Martin Luther King, Jr is well known for so many reasons. A civil rights leader, great orator, great Christian, great pacifist. It is no surprise to find all those elements in “A Gift of Love: Sermons from ‘Strength to Love’ and Other Preachings.” As sermons, they are rooted in the Christian faith. But his call for civil rights, his call for a non-violent struggle, are prominent throughout. King was a preacher of the moment, responding to the needs of his congregation and beyond through the lens of his faith. And his strong oration style can be heard even in reading the sermons, as he brings home his points with a cadence which cannot be missed.
The weaknesses in the sermons are more a matter of their context rather than their thinking. Some of them slip toward self-help language, but they reflect the growing awareness of psychology in one’s thinking. Some of the world political issues are now a moot point, and some of what he sought we have reached.
But that our world has not reached the racial integration he sought is clear, and shameful, 50 years after some of these sermons were preached. What does come through in reading these sermons is King’s faith. He was a Christian, and he interprets what he sees through those eyes. These sermons will not allow him to become a secular hero. The civil rights movement was an expression of his Christian faith. His pacifist viewpoint, which was strengthened by the example of Gandhi, was rooted in his Christian faith.
I will not attempt a break down of each sermon. I read this over a long period and was more interested in their impact on my own faith than that of a book review. His sermon, “Antidotes for Fear,” was given to me by a doctor treating my son, who has been battling cancer for over two years. He is not likely to survive another year, and King’s words spoke to my condition.

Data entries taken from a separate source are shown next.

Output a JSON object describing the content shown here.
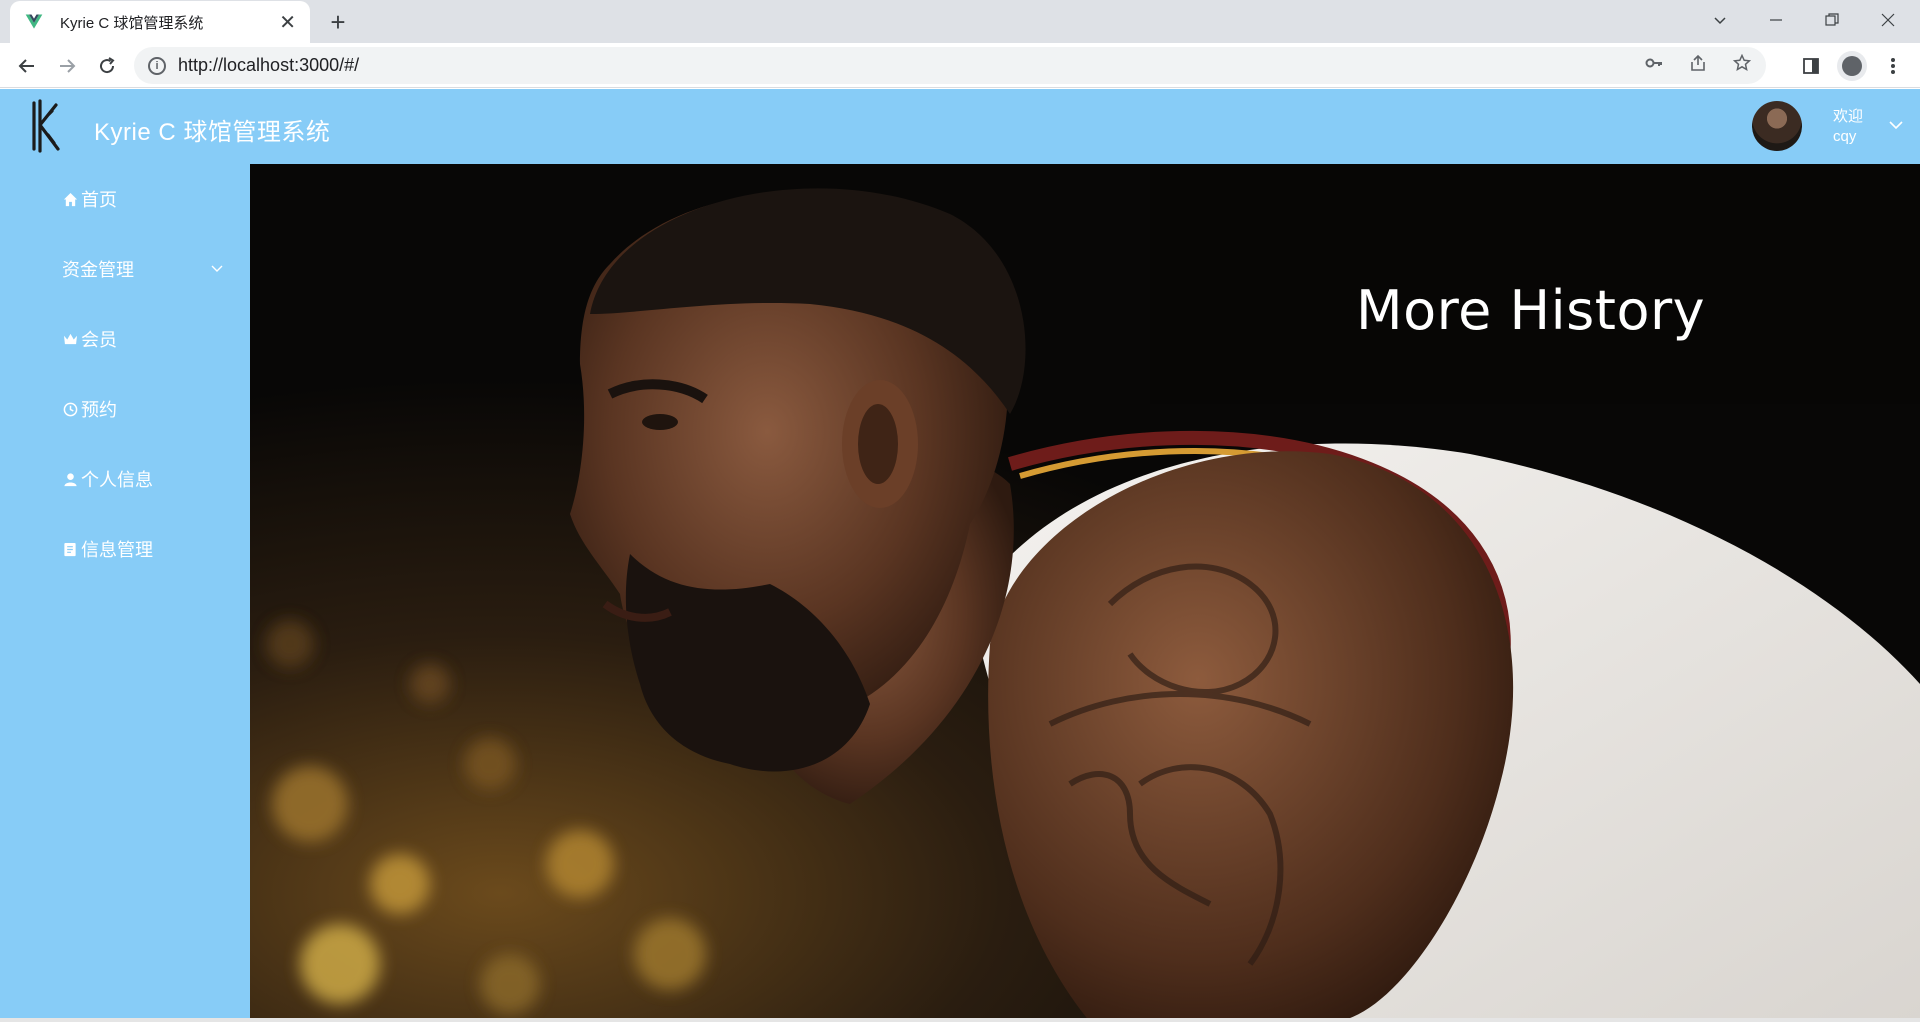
{
  "browser": {
    "tab_title": "Kyrie C 球馆管理系统",
    "url": "http://localhost:3000/#/"
  },
  "header": {
    "title": "Kyrie C 球馆管理系统",
    "welcome": "欢迎",
    "username": "cqy"
  },
  "sidebar": {
    "items": [
      {
        "label": "首页",
        "icon": "home-icon"
      },
      {
        "label": "资金管理",
        "icon": "",
        "has_submenu": true
      },
      {
        "label": "会员",
        "icon": "crown-icon"
      },
      {
        "label": "预约",
        "icon": "clock-icon"
      },
      {
        "label": "个人信息",
        "icon": "user-icon"
      },
      {
        "label": "信息管理",
        "icon": "document-icon"
      }
    ]
  },
  "main": {
    "hero_text": "More History"
  },
  "colors": {
    "accent": "#87ccf7",
    "text_on_accent": "#ffffff"
  }
}
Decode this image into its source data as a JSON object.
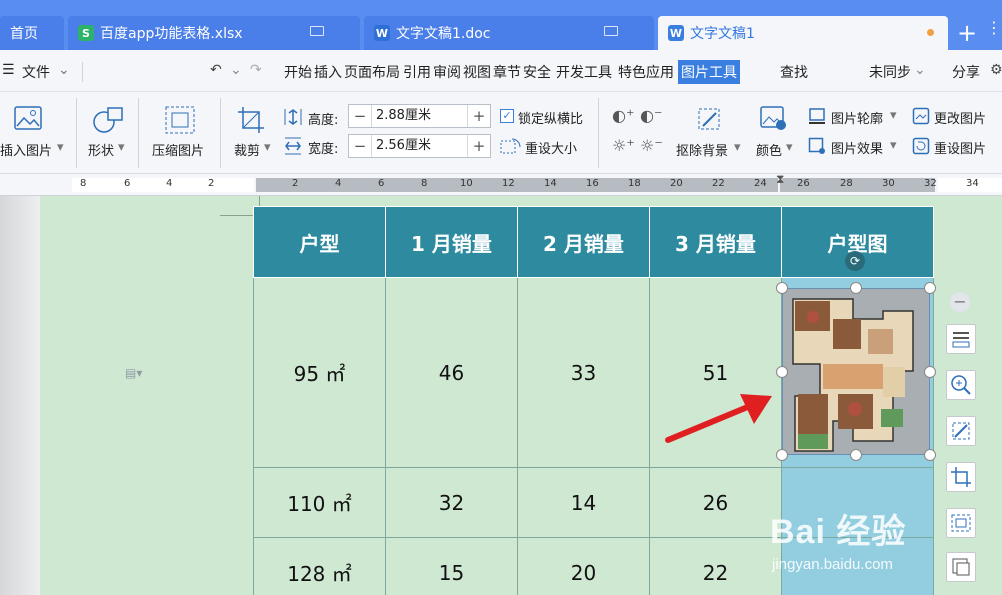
{
  "tabs": {
    "home": "首页",
    "xlsx": "百度app功能表格.xlsx",
    "doc": "文字文稿1.doc",
    "active": "文字文稿1",
    "plus": "+",
    "more": "⋮"
  },
  "menubar": {
    "file": "文件",
    "items": [
      "开始",
      "插入",
      "页面布局",
      "引用",
      "审阅",
      "视图",
      "章节",
      "安全",
      "开发工具",
      "特色应用"
    ],
    "active": "图片工具",
    "search": "查找",
    "sync": "未同步",
    "share": "分享"
  },
  "ribbon": {
    "insert_picture": "插入图片",
    "shape": "形状",
    "compress": "压缩图片",
    "crop": "裁剪",
    "height_label": "高度:",
    "height_value": "2.88厘米",
    "width_label": "宽度:",
    "width_value": "2.56厘米",
    "lock_ratio": "锁定纵横比",
    "reset_size": "重设大小",
    "remove_bg": "抠除背景",
    "color": "颜色",
    "outline": "图片轮廓",
    "effects": "图片效果",
    "change_picture": "更改图片",
    "reset_picture": "重设图片"
  },
  "ruler": {
    "left": [
      "8",
      "6",
      "4",
      "2"
    ],
    "right": [
      "2",
      "4",
      "6",
      "8",
      "10",
      "12",
      "14",
      "16",
      "18",
      "20",
      "22",
      "24",
      "26",
      "28",
      "30",
      "32",
      "34"
    ]
  },
  "table": {
    "headers": [
      "户型",
      "1 月销量",
      "2 月销量",
      "3 月销量",
      "户型图"
    ],
    "rows": [
      [
        "95 ㎡",
        "46",
        "33",
        "51",
        ""
      ],
      [
        "110 ㎡",
        "32",
        "14",
        "26",
        ""
      ],
      [
        "128 ㎡",
        "15",
        "20",
        "22",
        ""
      ]
    ]
  },
  "watermark": {
    "logo": "Bai 经验",
    "url": "jingyan.baidu.com"
  },
  "colors": {
    "header_bg": "#2e8a9f",
    "cell_bg": "#cfe8d2",
    "picture_col_bg": "#92cde0",
    "accent": "#3a7fe0",
    "arrow": "#e02020"
  }
}
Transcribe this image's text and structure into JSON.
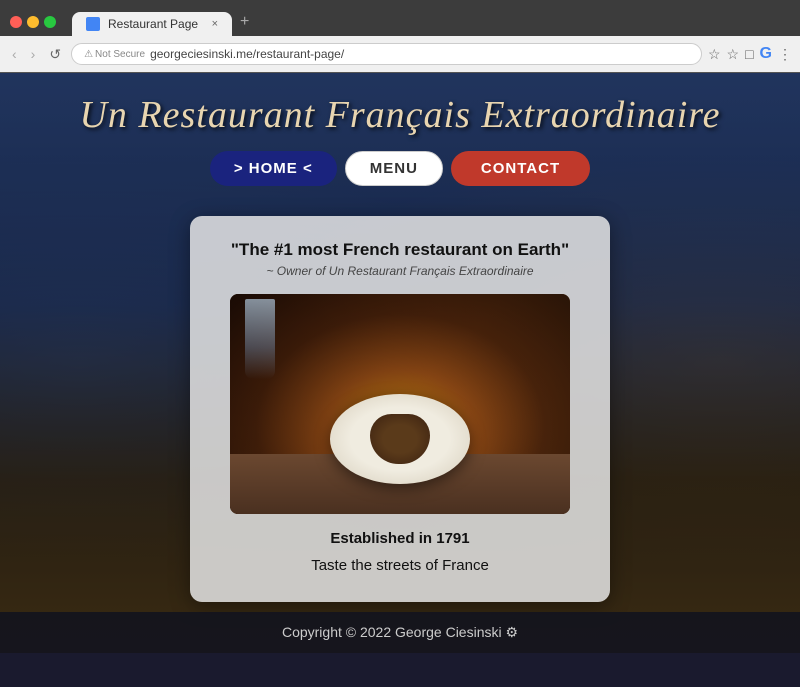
{
  "browser": {
    "tab_title": "Restaurant Page",
    "close_label": "×",
    "new_tab_label": "+",
    "back_label": "‹",
    "forward_label": "›",
    "reload_label": "↺",
    "security_warning": "Not Secure",
    "url": "georgeciesinski.me/restaurant-page/",
    "bookmark_icon": "☆",
    "extensions_icon": "□",
    "google_icon": "G",
    "menu_icon": "⋮"
  },
  "site": {
    "title": "Un Restaurant Français Extraordinaire",
    "nav": {
      "home_label": "> HOME <",
      "menu_label": "MENU",
      "contact_label": "CONTACT"
    },
    "quote": {
      "main": "\"The #1 most French restaurant on Earth\"",
      "attribution": "~ Owner of Un Restaurant Français Extraordinaire"
    },
    "established": "Established in 1791",
    "tagline": "Taste the streets of France",
    "footer": "Copyright © 2022 George Ciesinski ⚙"
  }
}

What stronger testament is there to one’s power as a writer or thinker that 50 years later, they still reach people where needed.